Uchumi reveals Sh2.4bn drain by closed outlets

Uchumi chief executive Julius Kipng’etich. PHOTO | FILE
Uchumi chief executive Julius Kipng’etich.

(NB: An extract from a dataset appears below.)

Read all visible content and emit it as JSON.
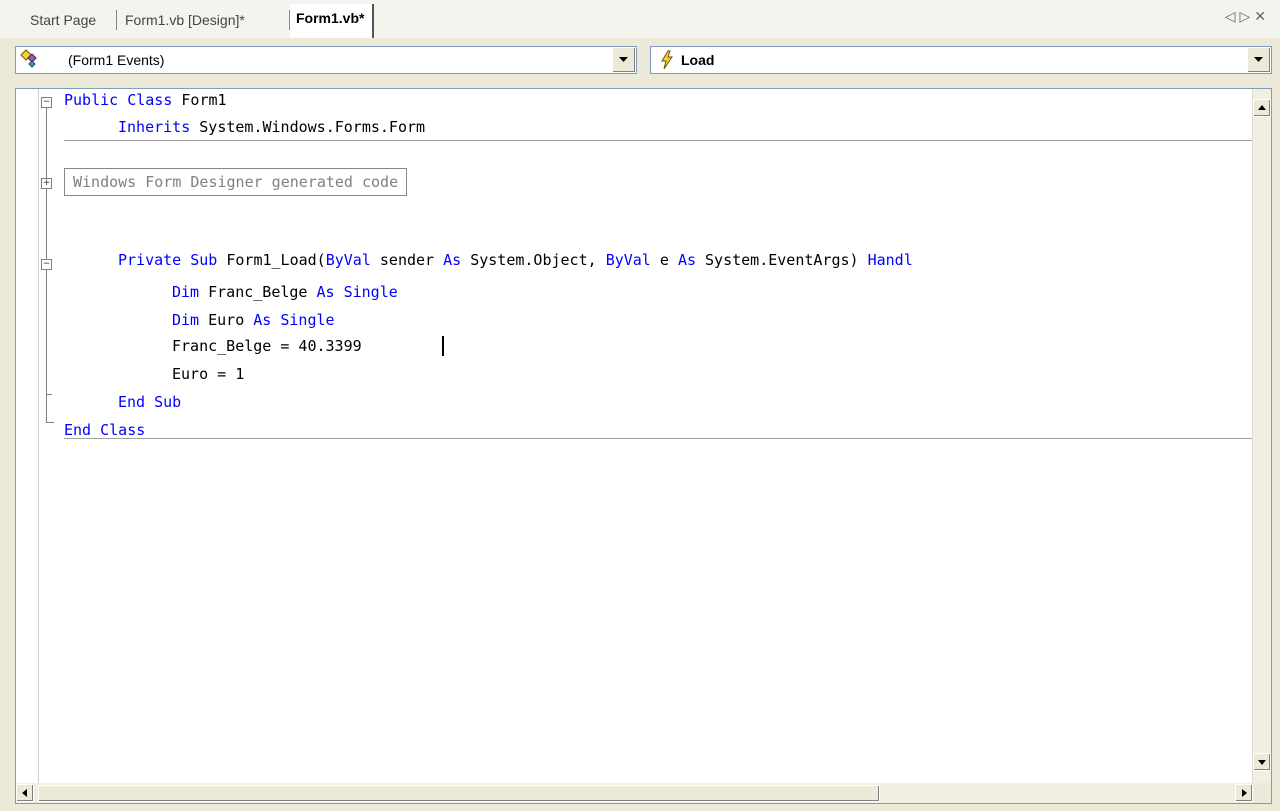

PHOTO | FILE 

Uchumi Supermarkets’ regional subsidiaries cost the retailer Sh2.4 billion in cash injection every year but returned losses for the past five years leading to their closure this week.

The retailer Thursday disclosed it has consistently pumped Sh200 million a month into its five Ugandan branches and six Tanzania branches “to help them meet their financial obligations.”

Despite this significant investment, its Uganda business posted a net loss of Sh28 million in the year to June 2014 while the Tanzania arm recorded a net loss of Sh150 million in the same period.

The two units posted losses of Sh25 million and Sh104 million respectively in the year to June 2013, a sustained loss that has forced the retailer to pull the plug on the operations.

“Unfortunately, efforts to turn these businesses around have proved futile and the Board considers that it is no longer tenable to continue the support,” the NSE-listed retailer announced Thursday in a statement.


“The board has resolved to cease support to the operations with immediate effect…and that the two companies cease operations and make arrangements as may be necessary for settlement of their creditors’ claims.”

Uchumi said the two countries constitute 4.75 per cent of its entire business but account for a quarter of its operating costs, ratios which did not justify the high cash injection which was “straining its liquidity”.

The retailer, which has been on a downsizing mode after Julius Kipng’etich joined as CEO, has turned to selling its prime assets in Nairobi to raise money to pay its suppliers, reflecting its perilous cash position.

Uchumi recently hired a Nairobi-based company, Hipora Business Solutions East Africa, to investigate theft by staff in Uganda and Tanzania and identify the retailer’s prospects of surviving in both markets.

Closure of the 11 loss-making branches has seen Uchumi send home 900 employees, even as it seeks funds to settle debts owed to their creditors in the two countries.

“The Board is pursuing various avenues of raising funds to meet these obligations and finance its activities over the coming Christmas and New Year period which is typically a busy one for the retail sector,” Uchumi said in the statement.

Uchumi was the first local supermarket chain to set up in Uganda while in Tanzania, it its Kenyan competition was Nakumatt since both Tuskys and Naivas are yet to venture there.

Uchumi’s decision to concentrate on Kenya marks an about-turn in strategy from the one fronted by its former CEO Jonathan Ciano.

Mr Ciano, who was sacked in June for alleged mismanagement of the retail firm, early this year expressed optimism about the East African market, stating that he planned to open at least 10 new branches across the region.